The January 2009 issue of Money magazine published a quiz entitled "Are you Phish Food?" The purpose of the quiz was to gauge your knowledge on whether you are being targeted for a phishing attack. If you don’t get the print magazine, you can take the quiz online too.
Overall the quiz is basic, but that’s acceptable given the target audience (general consumers). It's nice to see articles like this, as consumer education about security threats still has a long way to go (but we're making good progress: most consumers now know, even if they do not understand why, that they need some kind of anti-virus protection on their systems). There was, however, one question that made me cringe a little.
The question was whether using HTTPS was a good or bad thing, and Money's response was that it was a good thing assuming the SSL certificate is valid (which they explain as the little lock icon in the browser not reporting any problems). In other words, if the URL is using HTTPS, and the certificate is good, then don't worry--you're safe. This is actually a bit misleading.

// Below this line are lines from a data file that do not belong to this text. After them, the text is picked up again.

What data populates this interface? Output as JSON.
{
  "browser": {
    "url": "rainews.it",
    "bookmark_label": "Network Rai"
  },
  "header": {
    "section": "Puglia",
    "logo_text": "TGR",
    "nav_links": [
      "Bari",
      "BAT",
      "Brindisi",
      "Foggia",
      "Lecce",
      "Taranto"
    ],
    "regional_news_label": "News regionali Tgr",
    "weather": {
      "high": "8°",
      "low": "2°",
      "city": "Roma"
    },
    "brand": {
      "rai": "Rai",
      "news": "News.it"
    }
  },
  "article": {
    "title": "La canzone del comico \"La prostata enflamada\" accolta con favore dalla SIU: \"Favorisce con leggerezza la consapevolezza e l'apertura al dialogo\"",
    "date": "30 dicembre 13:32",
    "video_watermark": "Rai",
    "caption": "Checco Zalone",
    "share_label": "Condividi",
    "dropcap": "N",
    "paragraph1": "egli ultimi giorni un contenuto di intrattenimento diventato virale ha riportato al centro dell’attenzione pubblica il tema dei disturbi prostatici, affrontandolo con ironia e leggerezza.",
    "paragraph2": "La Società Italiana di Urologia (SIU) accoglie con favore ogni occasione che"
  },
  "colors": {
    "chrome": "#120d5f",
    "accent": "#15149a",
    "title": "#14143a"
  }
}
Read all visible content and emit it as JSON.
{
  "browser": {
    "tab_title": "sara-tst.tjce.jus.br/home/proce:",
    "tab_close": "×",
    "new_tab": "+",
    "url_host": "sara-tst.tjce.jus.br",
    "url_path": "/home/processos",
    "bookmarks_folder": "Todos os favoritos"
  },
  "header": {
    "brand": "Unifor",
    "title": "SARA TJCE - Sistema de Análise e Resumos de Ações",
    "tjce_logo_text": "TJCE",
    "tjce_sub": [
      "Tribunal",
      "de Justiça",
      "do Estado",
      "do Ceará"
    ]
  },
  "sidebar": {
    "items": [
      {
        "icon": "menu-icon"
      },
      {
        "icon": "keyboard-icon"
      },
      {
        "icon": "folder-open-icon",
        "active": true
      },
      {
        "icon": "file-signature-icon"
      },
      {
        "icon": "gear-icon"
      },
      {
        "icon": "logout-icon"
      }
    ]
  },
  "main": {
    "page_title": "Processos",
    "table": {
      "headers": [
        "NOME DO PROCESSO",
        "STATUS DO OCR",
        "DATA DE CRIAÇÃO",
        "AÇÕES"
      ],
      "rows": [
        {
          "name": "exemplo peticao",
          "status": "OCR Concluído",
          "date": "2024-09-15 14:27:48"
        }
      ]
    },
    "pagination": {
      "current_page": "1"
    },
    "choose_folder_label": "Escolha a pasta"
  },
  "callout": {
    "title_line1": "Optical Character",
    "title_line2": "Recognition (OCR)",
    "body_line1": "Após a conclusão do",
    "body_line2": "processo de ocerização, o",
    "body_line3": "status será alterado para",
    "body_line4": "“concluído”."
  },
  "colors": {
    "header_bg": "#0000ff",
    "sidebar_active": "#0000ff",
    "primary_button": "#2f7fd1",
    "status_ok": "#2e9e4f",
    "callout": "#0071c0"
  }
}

In this day in age, basic SSL certs are tied to hostnames (or, in the case of wildcard SSL certs, root domain names). The process of vetting SSL cert recipients has diminished over the years; nowadays you can be immediately issued a domain-only SSL cert if you control the web server for that domain. In fact, this diminished accountability for normal SSL certs is one of the reasons for the introduction of the newer crop of EV (Extended Validation) SSL certs (a.k.a. the 'green bar' SSL certificates). EV SSL certs (re-)establish a level of recipient review and validation.
Anyways, let's bring this back to phishing. Money magazine says that a valid HTTPS cert means things are OK. But what's to stop a phisher using 'www.evil.com' from getting a valid SSL cert for that hostname? Absolutely nothing, other than the financial cost acting as a barrier to entry. But domain-only SSL certs are now as cheap as US$15, and I have to imagine such a cost is negligible if the phishing site has even a minimum level of success. Sure, phishers treat their sites as disposable, and buying a new SSL certificate for every site could become expensive; but if valid HTTPS connections contribute to the success of the phishing attack, then there might justifiable ROI. At that point, the SSL cert is just a cost of doing business for the phisher (or, as I like to refer to it, a 'cost of doing evil').
But let's take this one step further. Getting an SSL certificate for www.evil.com has minimal value, because it is very clearly evident that www.evil.com is not a possible phishing target, such as www.paypal.com. And perhaps every certificate authority (CA, the people who sell SSL certs) in the world checks and denies SSL certificate requests that include derivations of the word 'paypal' in their SSL certificate requests...although that is highly doubtful. But even if they did, wildcard SSL certificates can bypass this check to a certain degree. An attacker would just purchase a '*.evil.com' wildcard certificate from the CA, and then set up a site such as 'paypal.evil.com'. The CA would never know the final hostname in use. Does the hostname still look suspicious? What if the attacker gets the domain name 'cgi-bin-webscr.com', and requests a wildcard certificate for '*.com.cgi-bin-webscr.com'? The SSL-validated URL "https://paypal.com.cgi-bin-webscr.com/?cmd=login" could look convincing to some folks...
And just for fun, I took at look at all of the reported phishing sites on Phishtank.com for the past month. There was only one site using HTTPS; it was posing as an eBay site, and it did, in fact, have a valid SSL certificate issued for the phishing domain name. So this discussion isn't speculation...it's actually occuring.
Overall, the mere presence of a valid SSL certificate does not imply a safe site. You could, in fact, be (securely) talking to an attacker. EV SSL efforts help with this situation, but they are cost-prohibitive for many sites and will take a long time before the majority of the world is using them (if ever). So end users must still remain vigilant about verifying which sites they are visiting...and the presence or absence of a standard valid HTTPS/SSL certificate is a negligible factor in that process.
Until next time,